    Another product we’re evaluating is the increasingly-used software Substance Designer, which lets us produce textures based on combinations of (more or less) simple instructions through a procedural workflow.
    Materials don’t only contain one texture: for instance a simple white painted wall could have a flat “whitish” color as main texture, but also a “noisy” normal map (relief indicator) so that the game engine could render small details on it to give it a more realistic look through shader calculations inside the graphics computing chipset.

    More complex surfaces may have way more components: besides the base texture and the normal map, in the typical PBR (Physically-Based Rendering) workflow of Unreal Engine 4 (and Unity 5) we can use a layer to indicate which parts are metallic, another to indicate the reflectivity, another for occluded sections, … and Substance Designer can speed up this process by a huge margin. Although we should keep in mind that performance is key for VR, so we have to limit the rendering complexity.
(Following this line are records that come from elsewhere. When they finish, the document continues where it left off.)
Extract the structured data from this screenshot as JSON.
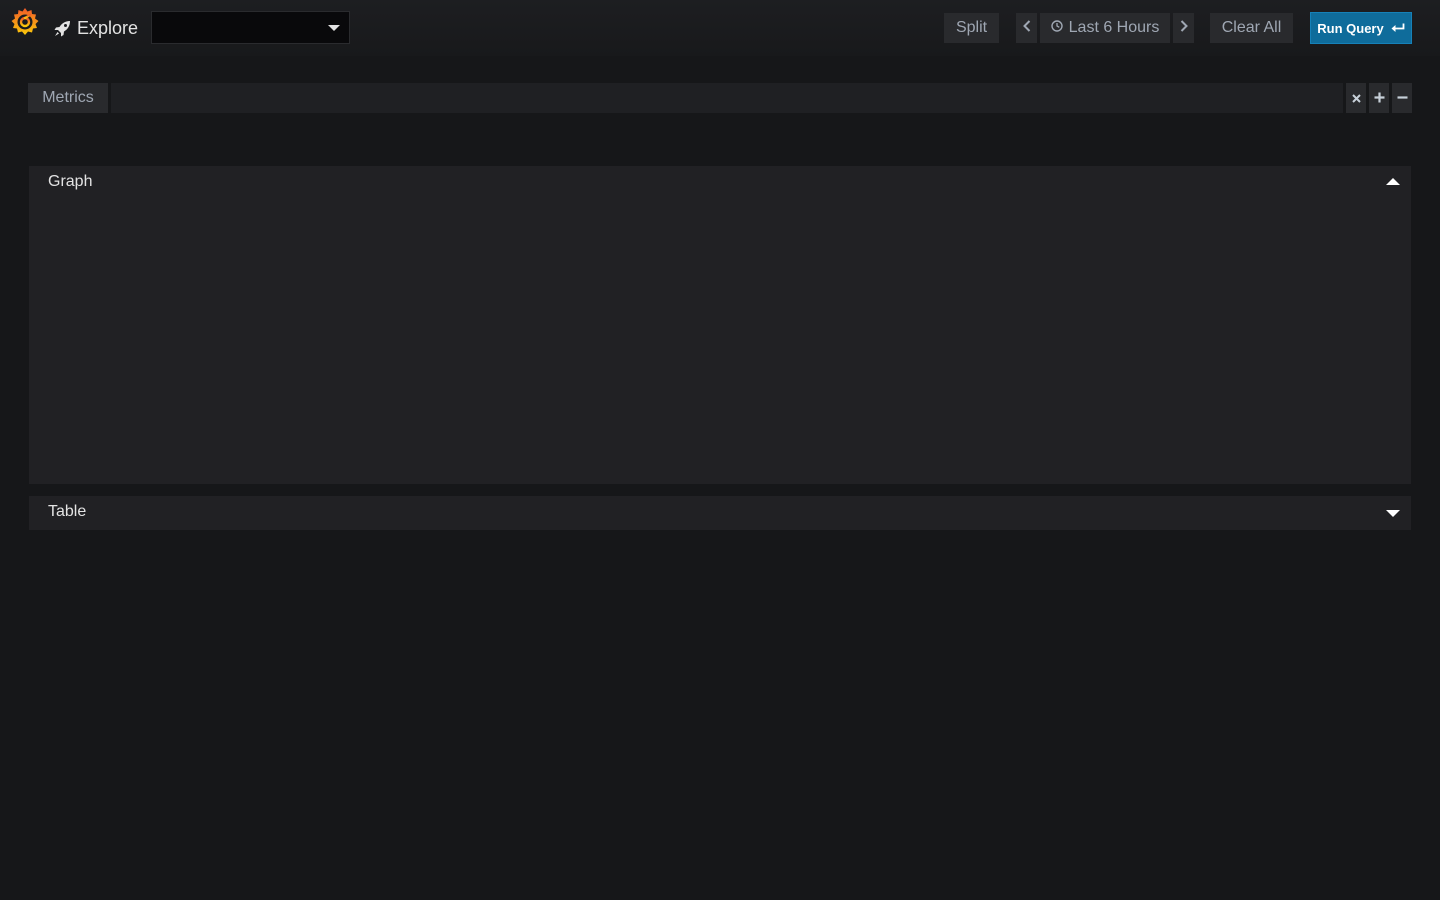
{
  "navbar": {
    "logo_icon": "grafana-logo-icon",
    "title": "Explore",
    "title_icon": "rocket-icon",
    "datasource": {
      "selected": "",
      "caret_icon": "caret-down-icon"
    },
    "split_label": "Split",
    "time_prev_icon": "chevron-left-icon",
    "time_range": {
      "icon": "clock-icon",
      "label": "Last 6 Hours"
    },
    "time_next_icon": "chevron-right-icon",
    "clear_all_label": "Clear All",
    "run_query": {
      "label": "Run Query",
      "icon": "enter-icon"
    }
  },
  "query_row": {
    "label": "Metrics",
    "value": "",
    "remove_icon": "close-icon",
    "add_icon": "plus-icon",
    "minus_icon": "minus-icon"
  },
  "panels": {
    "graph": {
      "title": "Graph",
      "expanded": true,
      "toggle_icon": "caret-up-icon"
    },
    "table": {
      "title": "Table",
      "expanded": false,
      "toggle_icon": "caret-down-icon"
    }
  },
  "colors": {
    "background": "#161719",
    "panel": "#212124",
    "button": "#292a2d",
    "primary": "#0f6c9b",
    "logo_orange": "#f05a28",
    "logo_yellow": "#fbca0a"
  }
}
    For now we don’t need a development environment, but for Windows platforms Unreal Engine 4 is designed to integrate with Visual Studio from Microsoft (the currently supported version is the 2015 one).

    • Blender

    • image outputs of substance designer


    To end up with a computer we could use for a long time we knew we would need a powerful graphics card (GeForce GTX 1080), a speedy processor for various intensive tasks such as light computation (Intel Core i7 6700K), and a lot of memory to be able to use multiple memory-hungry applications in parallel (32GB DDR4).
    For the storage, we bought a 250GB SSD for the OS and the software, and a 3TB HDD to store the bigger or less- used data.

    To support such hardware, while minimizing heat and noise and keep the case neat, we invested in a high-quality modular power supply, an all-in-one liquid cooling unit and a computer case allowing for cables to pass behind the motherboard plane. If needed we can still add fans later.

    To save time and money, we built the computer ourselves.

    The resulting machine cost less than what a major electronic reseller was offering us, and we could chose higher-quality components.

    • GeForce GTX 1080

    • Intel Core i7 6700K

    • PC image

    to be continued…